I’ve learnt a lot from Chris Corrigan and the way I’ve learnt it has been interesting to me.
For example I’d hear Chris emphasise that facilitation is a practice. At first I was a bit puzzled by this idea, I got that he meant something important, had a vague sense of what it might be, and was left wondering exactly what he meant. Rather than push him for a detailed answer, I left it hanging as question. And you know what? Over time, I’ve found myself growing a strong sense of what it means to me and now find myself advocating it too. Being a practice – for me – is in part about commitment to the work, and to understanding that it can never be perfected. I try not make facilitation about success and getting it right, but to do it well and stay open to mistakes, failures and the learning they bring. I said similar stuff here. But I still can’t give you a perfect explanation, because I still find myself exploring what this idea of facilitation-as- practice means to me.
Second example: Chris would talk about “holding questions”. Again, my first reaction was: eh? It sounded a bit crazy to me, but just sensible enough to leave me with this puzzle, what would be good about that?. I was probably only just on the curious side of cynical. And again over time, I’ve started to get clearer, and more enthusiastic about the idea of sitting with questions instead of always anxiously demanding answers. Today, Chris write a bit more about the practice of holding questions, which is, you’ll probably have noticed, what this post is all about.

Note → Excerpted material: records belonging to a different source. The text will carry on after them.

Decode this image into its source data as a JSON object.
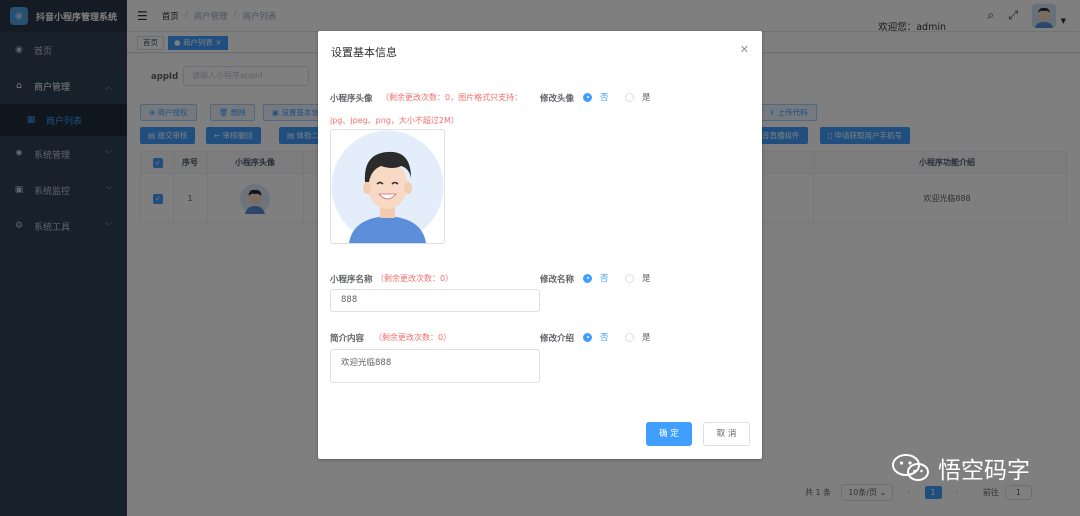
{
  "app": {
    "title": "抖音小程序管理系统"
  },
  "sidebar": {
    "items": [
      {
        "label": "首页",
        "icon": "dashboard-icon"
      },
      {
        "label": "商户管理",
        "icon": "merchant-icon",
        "open": true
      },
      {
        "label": "系统管理",
        "icon": "settings-icon"
      },
      {
        "label": "系统监控",
        "icon": "monitor-icon"
      },
      {
        "label": "系统工具",
        "icon": "tools-icon"
      }
    ],
    "subitems": [
      {
        "label": "商户列表",
        "icon": "list-icon"
      }
    ]
  },
  "header": {
    "breadcrumb": [
      "首页",
      "商户管理",
      "商户列表"
    ],
    "welcome": "欢迎您：admin"
  },
  "tags": [
    {
      "label": "首页"
    },
    {
      "label": "商户列表",
      "active": true
    }
  ],
  "search": {
    "label": "appId",
    "placeholder": "请输入小程序appId"
  },
  "toolbar": {
    "row1": [
      "商户授权",
      "删除",
      "设置基本信",
      "上传代码"
    ],
    "row2": [
      "提交审核",
      "审核撤回",
      "体验二",
      "音直播组件",
      "申请获取用户手机号"
    ]
  },
  "table": {
    "headers": {
      "index": "序号",
      "avatar": "小程序头像",
      "intro": "小程序功能介绍"
    },
    "rows": [
      {
        "index": "1",
        "intro": "欢迎光临888"
      }
    ]
  },
  "pagination": {
    "total": "共 1 条",
    "page_size": "10条/页",
    "current": "1",
    "goto_label": "前往",
    "goto_value": "1"
  },
  "dialog": {
    "title": "设置基本信息",
    "avatar_label": "小程序头像",
    "avatar_hint": "（剩余更改次数：0，图片格式只支持：",
    "avatar_hint2": "jpg、jpeg、png，大小不超过2M）",
    "modify_avatar": "修改头像",
    "name_label": "小程序名称",
    "name_hint": "（剩余更改次数：0）",
    "name_value": "888",
    "modify_name": "修改名称",
    "intro_label": "简介内容",
    "intro_hint": "（剩余更改次数：0）",
    "intro_value": "欢迎光临888",
    "modify_intro": "修改介绍",
    "no": "否",
    "yes": "是",
    "ok": "确 定",
    "cancel": "取 消"
  },
  "watermark": {
    "text": "悟空码字"
  },
  "colors": {
    "primary": "#409eff",
    "sidebar": "#304156",
    "danger": "#f56c6c"
  }
}
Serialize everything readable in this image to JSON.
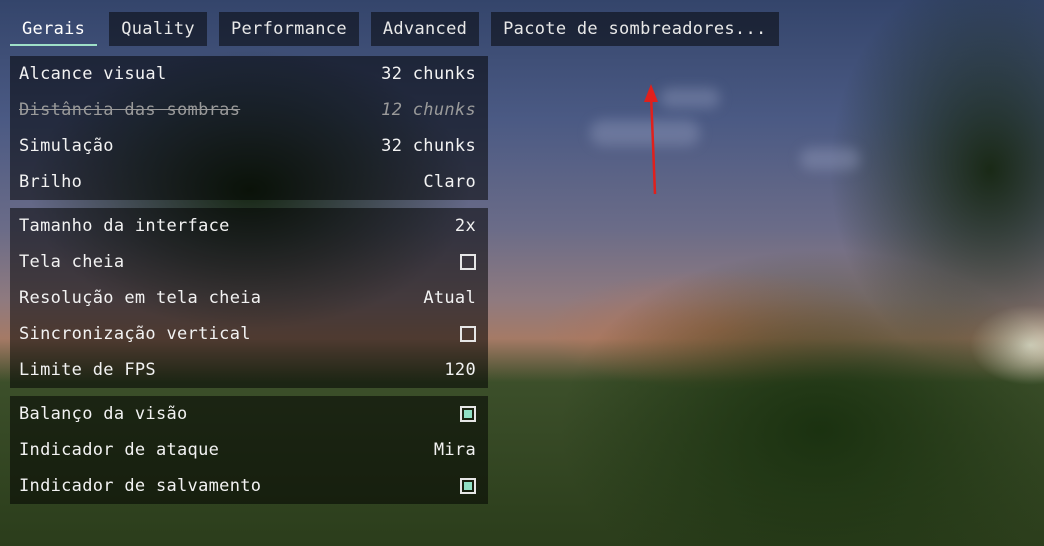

We’re often very attached to certainty, and to ending meetings with “definite outcomes” and sometimes end up with matching language. (My friend James quips about a meeting where everyone agreed that what they needed was a “measurable, implementable, deliverable”). Sometimes leaving with a good question is much more engaging, even if at first it’s a bit frustrating.